━━ RECORD EXTRACTS ━━

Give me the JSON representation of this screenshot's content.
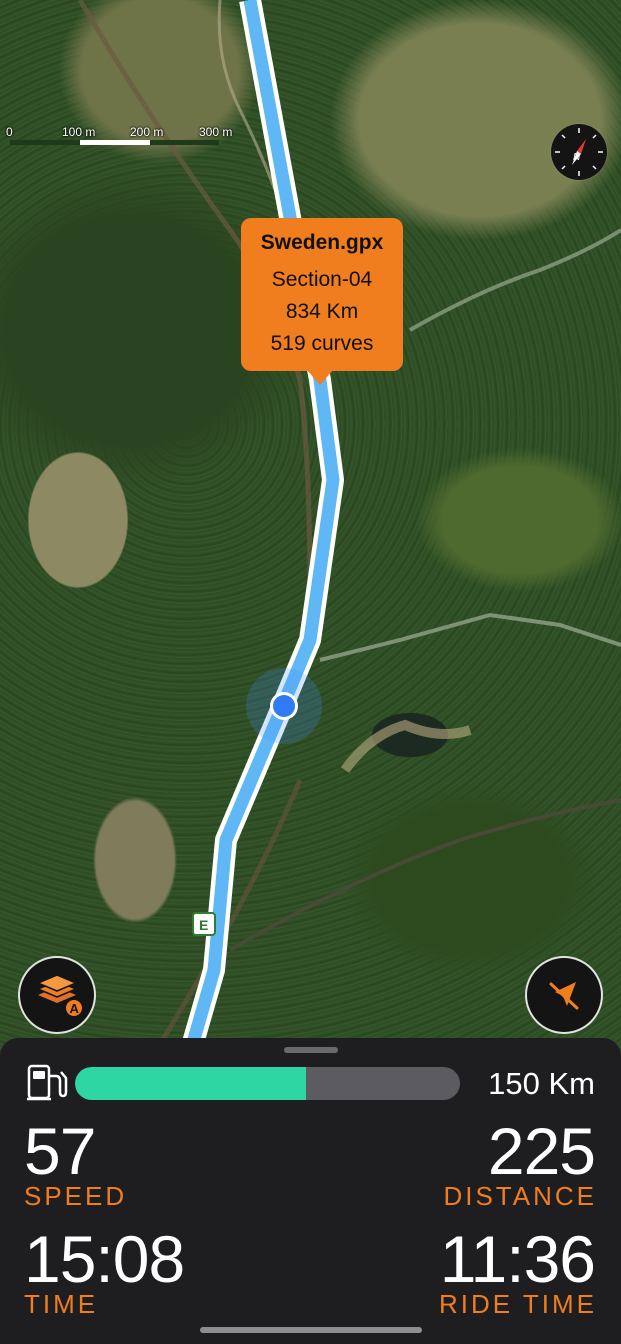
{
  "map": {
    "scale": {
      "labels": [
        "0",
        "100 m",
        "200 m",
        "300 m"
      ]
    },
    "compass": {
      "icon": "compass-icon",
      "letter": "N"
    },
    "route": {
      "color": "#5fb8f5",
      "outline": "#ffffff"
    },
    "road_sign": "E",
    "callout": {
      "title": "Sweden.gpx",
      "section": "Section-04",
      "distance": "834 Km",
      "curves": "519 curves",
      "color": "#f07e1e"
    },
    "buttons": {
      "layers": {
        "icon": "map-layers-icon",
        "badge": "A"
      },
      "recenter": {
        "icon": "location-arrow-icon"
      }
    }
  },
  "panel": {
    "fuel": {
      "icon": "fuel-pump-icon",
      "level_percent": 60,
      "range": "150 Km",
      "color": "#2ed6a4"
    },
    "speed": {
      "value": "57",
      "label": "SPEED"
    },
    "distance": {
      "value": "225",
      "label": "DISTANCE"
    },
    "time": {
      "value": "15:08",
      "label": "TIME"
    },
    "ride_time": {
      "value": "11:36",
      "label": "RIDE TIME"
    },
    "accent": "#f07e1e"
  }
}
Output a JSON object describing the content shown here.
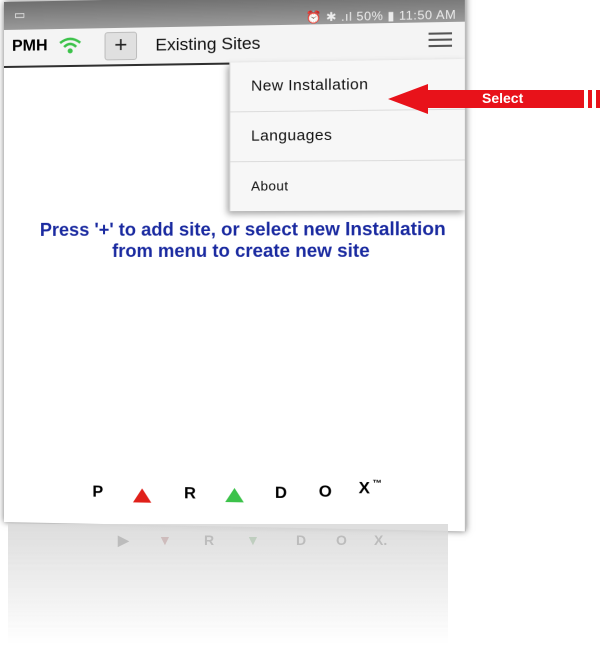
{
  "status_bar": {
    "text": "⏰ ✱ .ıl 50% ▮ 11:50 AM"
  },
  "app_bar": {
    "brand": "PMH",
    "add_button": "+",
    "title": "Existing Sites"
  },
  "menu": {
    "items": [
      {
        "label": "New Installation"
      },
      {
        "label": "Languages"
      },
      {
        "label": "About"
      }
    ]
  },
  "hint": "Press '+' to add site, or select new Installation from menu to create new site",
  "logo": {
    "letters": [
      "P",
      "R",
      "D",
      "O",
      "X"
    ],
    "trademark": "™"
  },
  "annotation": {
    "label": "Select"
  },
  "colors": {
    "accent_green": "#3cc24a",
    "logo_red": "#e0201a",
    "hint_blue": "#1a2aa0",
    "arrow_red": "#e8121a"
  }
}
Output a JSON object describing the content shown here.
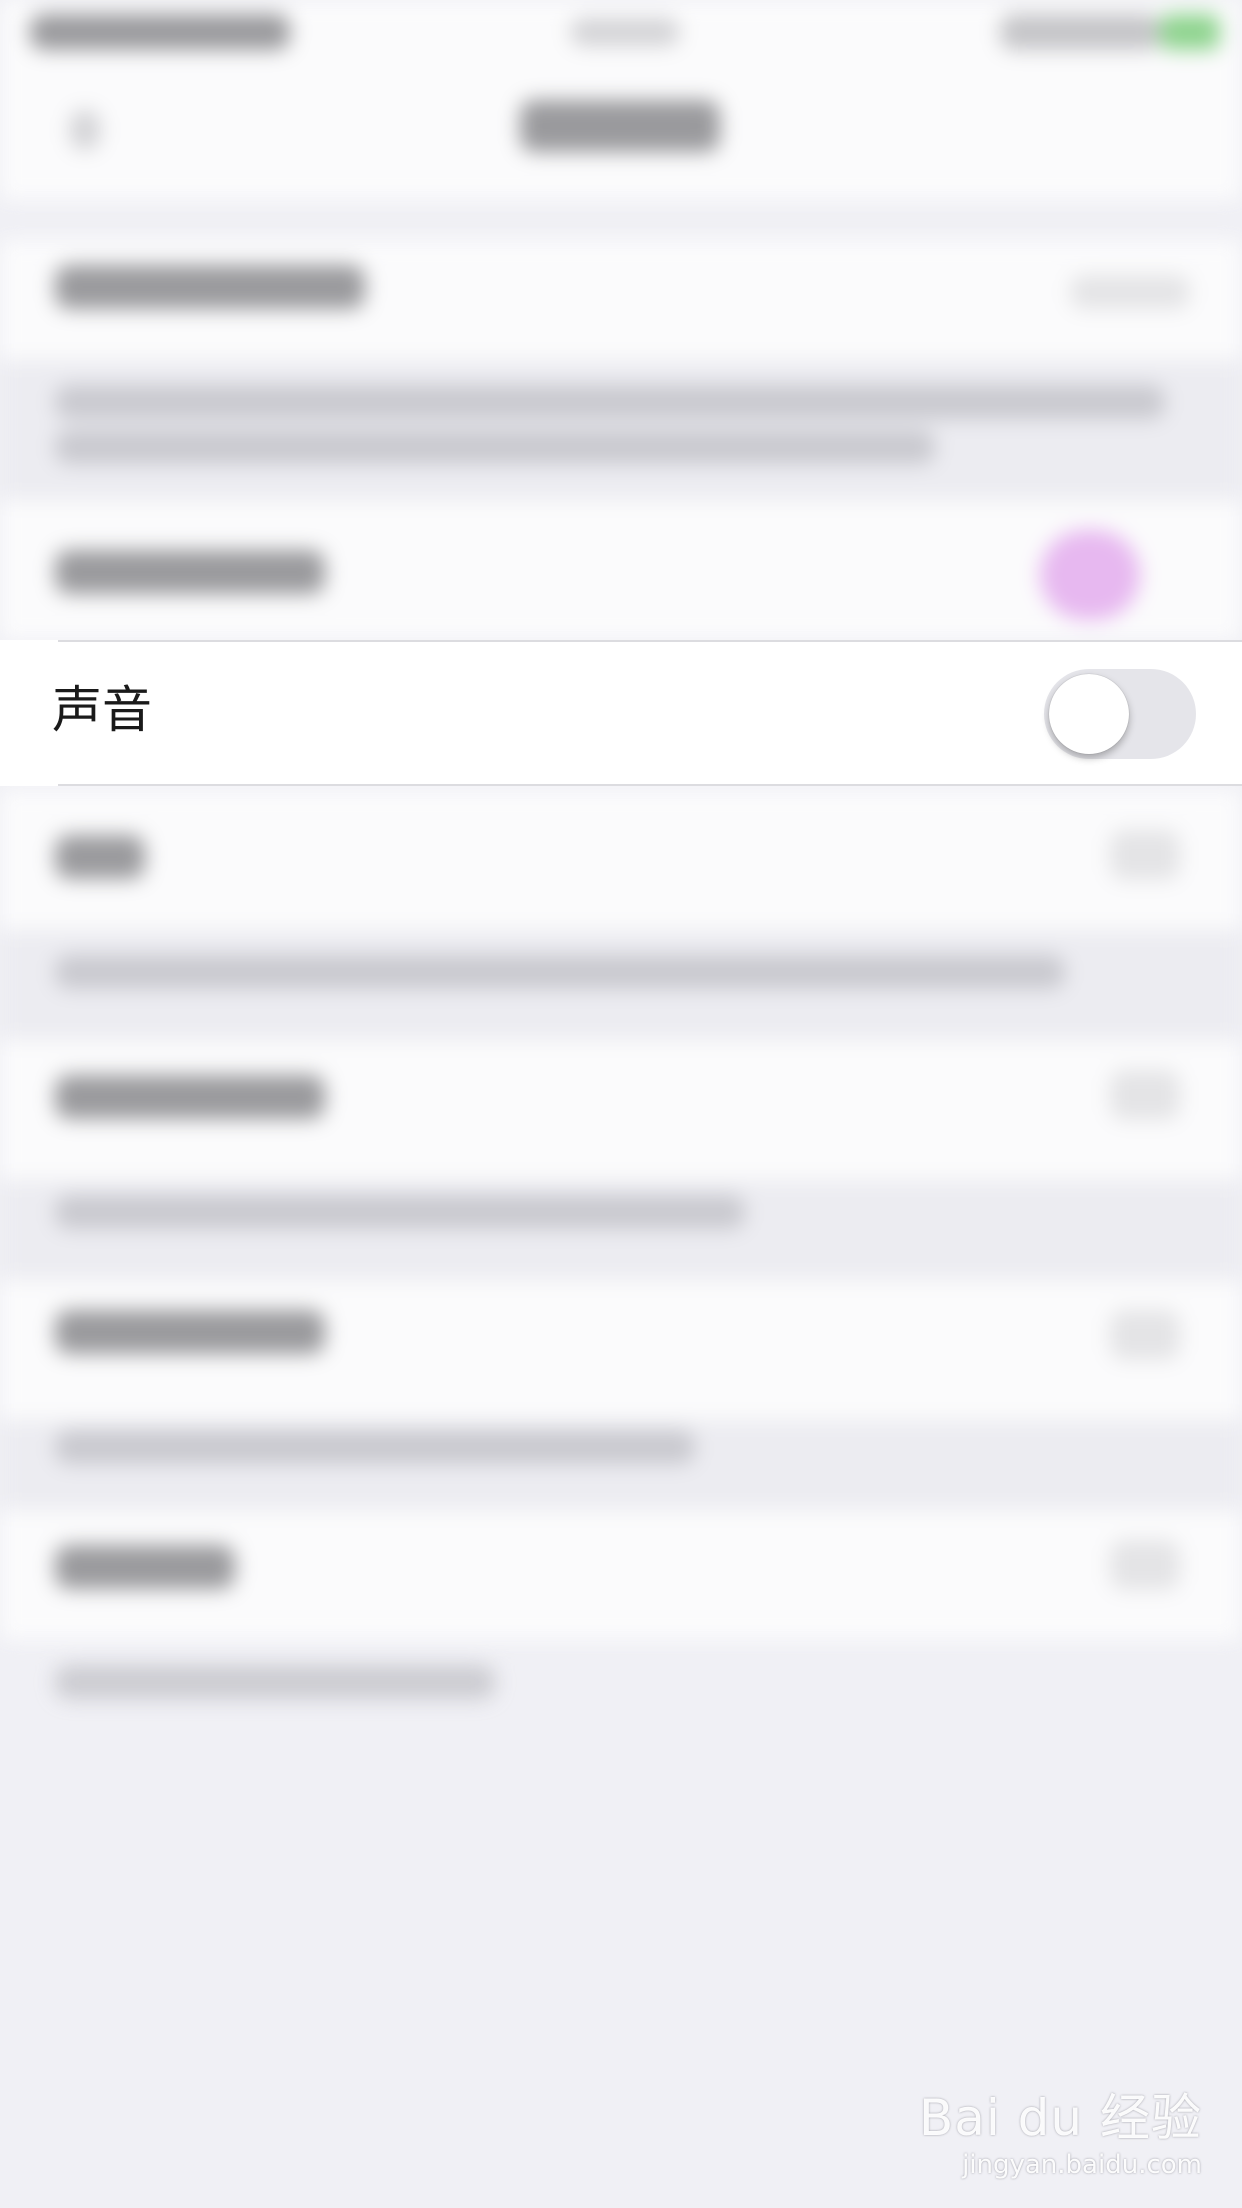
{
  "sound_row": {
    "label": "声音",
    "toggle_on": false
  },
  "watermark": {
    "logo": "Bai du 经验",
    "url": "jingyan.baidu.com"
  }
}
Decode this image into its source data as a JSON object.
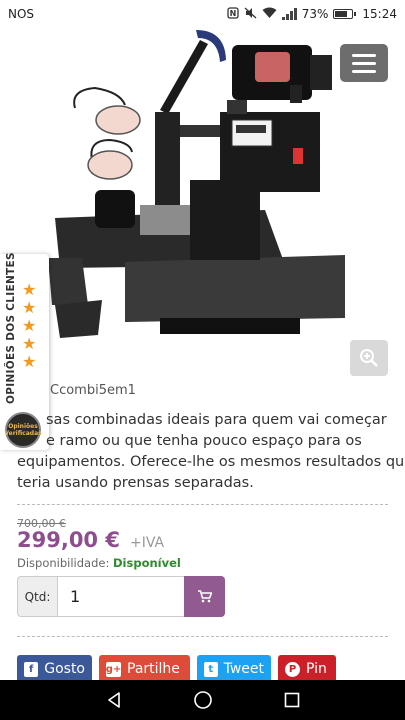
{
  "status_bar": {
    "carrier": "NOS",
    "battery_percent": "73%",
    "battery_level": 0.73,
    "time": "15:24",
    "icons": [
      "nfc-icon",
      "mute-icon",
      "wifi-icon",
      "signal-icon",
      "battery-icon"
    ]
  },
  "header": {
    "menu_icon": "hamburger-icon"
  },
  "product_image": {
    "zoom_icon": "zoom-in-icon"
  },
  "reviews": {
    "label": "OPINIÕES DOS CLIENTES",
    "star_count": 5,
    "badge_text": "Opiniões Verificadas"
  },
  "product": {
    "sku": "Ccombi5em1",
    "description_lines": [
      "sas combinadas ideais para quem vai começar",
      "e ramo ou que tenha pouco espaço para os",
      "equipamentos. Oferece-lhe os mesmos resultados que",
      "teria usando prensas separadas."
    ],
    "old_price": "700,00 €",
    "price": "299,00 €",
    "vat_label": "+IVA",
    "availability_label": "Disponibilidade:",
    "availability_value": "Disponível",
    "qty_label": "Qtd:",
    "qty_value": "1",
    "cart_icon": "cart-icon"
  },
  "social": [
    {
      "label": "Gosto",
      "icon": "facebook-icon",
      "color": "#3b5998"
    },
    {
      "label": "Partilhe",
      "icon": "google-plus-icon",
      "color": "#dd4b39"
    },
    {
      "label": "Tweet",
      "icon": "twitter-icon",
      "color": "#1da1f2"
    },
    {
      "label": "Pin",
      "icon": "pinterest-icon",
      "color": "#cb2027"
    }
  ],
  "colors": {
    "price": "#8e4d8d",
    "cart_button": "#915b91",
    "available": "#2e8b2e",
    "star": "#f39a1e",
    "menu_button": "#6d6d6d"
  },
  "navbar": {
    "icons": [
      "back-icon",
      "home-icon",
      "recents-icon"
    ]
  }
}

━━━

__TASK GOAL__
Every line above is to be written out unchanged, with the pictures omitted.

__ANSWER TO THE PROBLEM__
Give me the JSON representation of this screenshot's content.
{
  "map": {
    "scale": {
      "labels": [
        "0",
        "100 m",
        "200 m",
        "300 m"
      ]
    },
    "compass": {
      "icon": "compass-icon",
      "letter": "N"
    },
    "route": {
      "color": "#5fb8f5",
      "outline": "#ffffff"
    },
    "road_sign": "E",
    "callout": {
      "title": "Sweden.gpx",
      "section": "Section-04",
      "distance": "834 Km",
      "curves": "519 curves",
      "color": "#f07e1e"
    },
    "buttons": {
      "layers": {
        "icon": "map-layers-icon",
        "badge": "A"
      },
      "recenter": {
        "icon": "location-arrow-icon"
      }
    }
  },
  "panel": {
    "fuel": {
      "icon": "fuel-pump-icon",
      "level_percent": 60,
      "range": "150 Km",
      "color": "#2ed6a4"
    },
    "speed": {
      "value": "57",
      "label": "SPEED"
    },
    "distance": {
      "value": "225",
      "label": "DISTANCE"
    },
    "time": {
      "value": "15:08",
      "label": "TIME"
    },
    "ride_time": {
      "value": "11:36",
      "label": "RIDE TIME"
    },
    "accent": "#f07e1e"
  }
}
Output a JSON object describing the content shown here.
{
  "status_bar": {
    "text": "⏰ ✱ .ıl 50% ▮ 11:50 AM"
  },
  "app_bar": {
    "brand": "PMH",
    "add_button": "+",
    "title": "Existing Sites"
  },
  "menu": {
    "items": [
      {
        "label": "New Installation"
      },
      {
        "label": "Languages"
      },
      {
        "label": "About"
      }
    ]
  },
  "hint": "Press '+' to add site, or select new Installation from menu to create new site",
  "logo": {
    "letters": [
      "P",
      "R",
      "D",
      "O",
      "X"
    ],
    "trademark": "™"
  },
  "annotation": {
    "label": "Select"
  },
  "colors": {
    "accent_green": "#3cc24a",
    "logo_red": "#e0201a",
    "hint_blue": "#1a2aa0",
    "arrow_red": "#e8121a"
  }
}
Output a JSON object describing the content shown here.
{
  "sound_row": {
    "label": "声音",
    "toggle_on": false
  },
  "watermark": {
    "logo": "Bai du 经验",
    "url": "jingyan.baidu.com"
  }
}
Decode this image into its source data as a JSON object.
{
  "status_bar": {
    "carrier": "NOS",
    "battery_percent": "73%",
    "battery_level": 0.73,
    "time": "15:24",
    "icons": [
      "nfc-icon",
      "mute-icon",
      "wifi-icon",
      "signal-icon",
      "battery-icon"
    ]
  },
  "header": {
    "menu_icon": "hamburger-icon"
  },
  "product_image": {
    "zoom_icon": "zoom-in-icon"
  },
  "reviews": {
    "label": "OPINIÕES DOS CLIENTES",
    "star_count": 5,
    "badge_text": "Opiniões Verificadas"
  },
  "product": {
    "sku": "Ccombi5em1",
    "description_lines": [
      "sas combinadas ideais para quem vai começar",
      "e ramo ou que tenha pouco espaço para os",
      "equipamentos. Oferece-lhe os mesmos resultados que",
      "teria usando prensas separadas."
    ],
    "old_price": "700,00 €",
    "price": "299,00 €",
    "vat_label": "+IVA",
    "availability_label": "Disponibilidade:",
    "availability_value": "Disponível",
    "qty_label": "Qtd:",
    "qty_value": "1",
    "cart_icon": "cart-icon"
  },
  "social": [
    {
      "label": "Gosto",
      "icon": "facebook-icon",
      "color": "#3b5998"
    },
    {
      "label": "Partilhe",
      "icon": "google-plus-icon",
      "color": "#dd4b39"
    },
    {
      "label": "Tweet",
      "icon": "twitter-icon",
      "color": "#1da1f2"
    },
    {
      "label": "Pin",
      "icon": "pinterest-icon",
      "color": "#cb2027"
    }
  ],
  "colors": {
    "price": "#8e4d8d",
    "cart_button": "#915b91",
    "available": "#2e8b2e",
    "star": "#f39a1e",
    "menu_button": "#6d6d6d"
  },
  "navbar": {
    "icons": [
      "back-icon",
      "home-icon",
      "recents-icon"
    ]
  }
}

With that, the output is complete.